Jeffrey’s choice is MUCH harder than any choice Sophie had to make. Deciding to be a gay celibate in the New York City is an impossible challenge, but what else is a guy to do when the alternative is certain death. As fate would have it, just when he makes his choice to repress it than wrap it, his friends introduce him to the man of his dreams. Jeffrey needs to navigate into a possible lifelong relationship, under the cloud of HIV, to discover the difference between the pursuit of love and physical gratification.
By Edward Albee
Directed by Adam Kuss
On Stage: April 8-18, 2015
Auditions: January 10 & 11, 2015
Who’s Afraid of Virginia Woolf? Is a 1962 play by Edward Albee. It examines the breakdown of the marriage of a middle-aged couple, Martha and George. Late one evening after a university faculty party, they receive an unwitting younger couple, Nick and Honey as guests, and draw them into their bitter and frustrated relationship.
An Evening of New Work
Submission Deadline: September 15, 2014
On Stage: May 18-23, 2015
Auditions: To be announced
This season, new works running 60-120 minutes will be considered and all submissions must be complete; no unfinished works will be considered. New, unproduced works can be submitted to Walterdale for consideration, and must be received in a hard-copy format by midnight September 15, 2014. As always, playwrights selected for the festival will receive the benefit of work with a dramaturg and a workshop production of their new piece on the Walterdale stage.
By Terrence McNally
Music by Stephen Flaherty

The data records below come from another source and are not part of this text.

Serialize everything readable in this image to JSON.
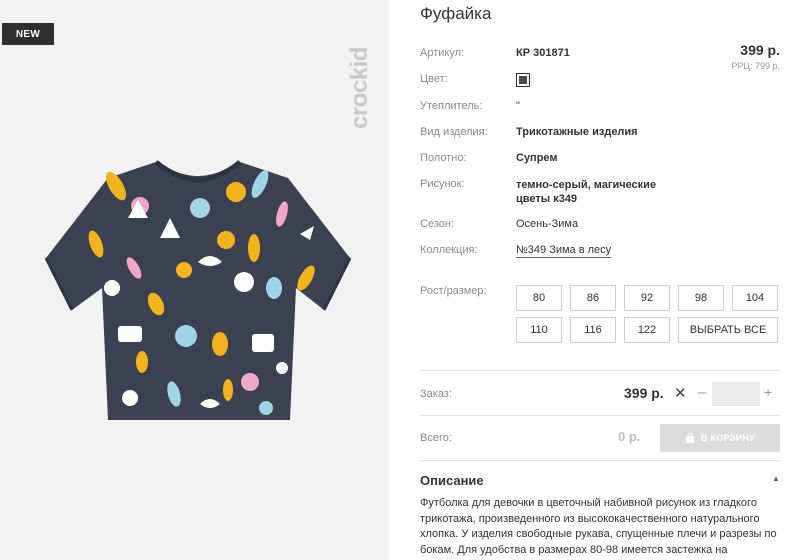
{
  "image": {
    "badge": "NEW",
    "brand": "crockid"
  },
  "product": {
    "title": "Фуфайка",
    "price": "399 р.",
    "rrc": "РРЦ: 799 р."
  },
  "specs": [
    {
      "label": "Артикул:",
      "value": "КР 301871"
    },
    {
      "label": "Цвет:",
      "value": ""
    },
    {
      "label": "Утеплитель:",
      "value": "\""
    },
    {
      "label": "Вид изделия:",
      "value": "Трикотажные изделия"
    },
    {
      "label": "Полотно:",
      "value": "Супрем"
    },
    {
      "label": "Рисунок:",
      "value": "темно-серый, магические цветы к349"
    },
    {
      "label": "Сезон:",
      "value": "Осень-Зима"
    },
    {
      "label": "Коллекция:",
      "value": "№349 Зима в лесу"
    }
  ],
  "sizes": {
    "label": "Рост/размер:",
    "options": [
      "80",
      "86",
      "92",
      "98",
      "104",
      "110",
      "116",
      "122"
    ],
    "select_all": "ВЫБРАТЬ ВСЕ"
  },
  "order": {
    "label": "Заказ:",
    "price": "399 р.",
    "remove_icon": "close-icon",
    "minus": "–",
    "plus": "+",
    "quantity": ""
  },
  "total": {
    "label": "Всего:",
    "value": "0 р.",
    "cart_button": "В КОРЗИНУ"
  },
  "description": {
    "title": "Описание",
    "toggle": "▲",
    "text": "Футболка для девочки в цветочный набивной рисунок из гладкого трикотажа, произведенного из высококачественного натурального хлопка. У изделия свободные рукава, спущенные плечи и разрезы по бокам. Для удобства в размерах 80-98 имеется застежка на"
  },
  "colors": {
    "shirt": "#3b4150",
    "swatch": "#4a4a4a",
    "accent_yellow": "#f2b41c",
    "pink": "#f0a8c8",
    "light_blue": "#9fd3e6"
  }
}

Lyrics by Lynn Ahrens
Directed by Lauren Boyd
On Stage: July 2-12, 2015
Auditions: April 25 & 26, 2015
In 1964 Dublin, Alfie Byrne dispenses tickets and recites the works of Oscar Wilde to the passengers of his bus by day. By night, he is the artistic director of the St. Imelda’s Players, an odd assortment of locals who come together to put on shows in the church basement for the love of theatre. Their lack of experience is made up for by their enthusiasm and they launch into rehearsals for Wilde’s scandalous drama, Salome. Alfie struggles to keep the production afloat under the nose of Father Kenny, who is opposed to any less-than-wholesome productions, and deal with the shortcomings of his spirited crew while he deals with his own personal revelations. Alfie has always been different though well-liked, but at a cost: he has hidden his secret love “that dare not speak its name” from the world to avoid the shame and bigotry he may have to endure if he chose to reveal his true self.
In the spirit of community theatre, the love of the art must overcome the lack of experience and Alfie must allow his personal truth to overcome the closed minds of those who surround him. Featuring a melodic score by Stephen Flaherty and lyrics by Lynn Ahrens (the team behind Ragtime, Seussical and Once On This Island), A Man of No Importance will remind everyone how important one man can really be to uphold the integrity of a community by challenging their assumptions and sparking their creativity.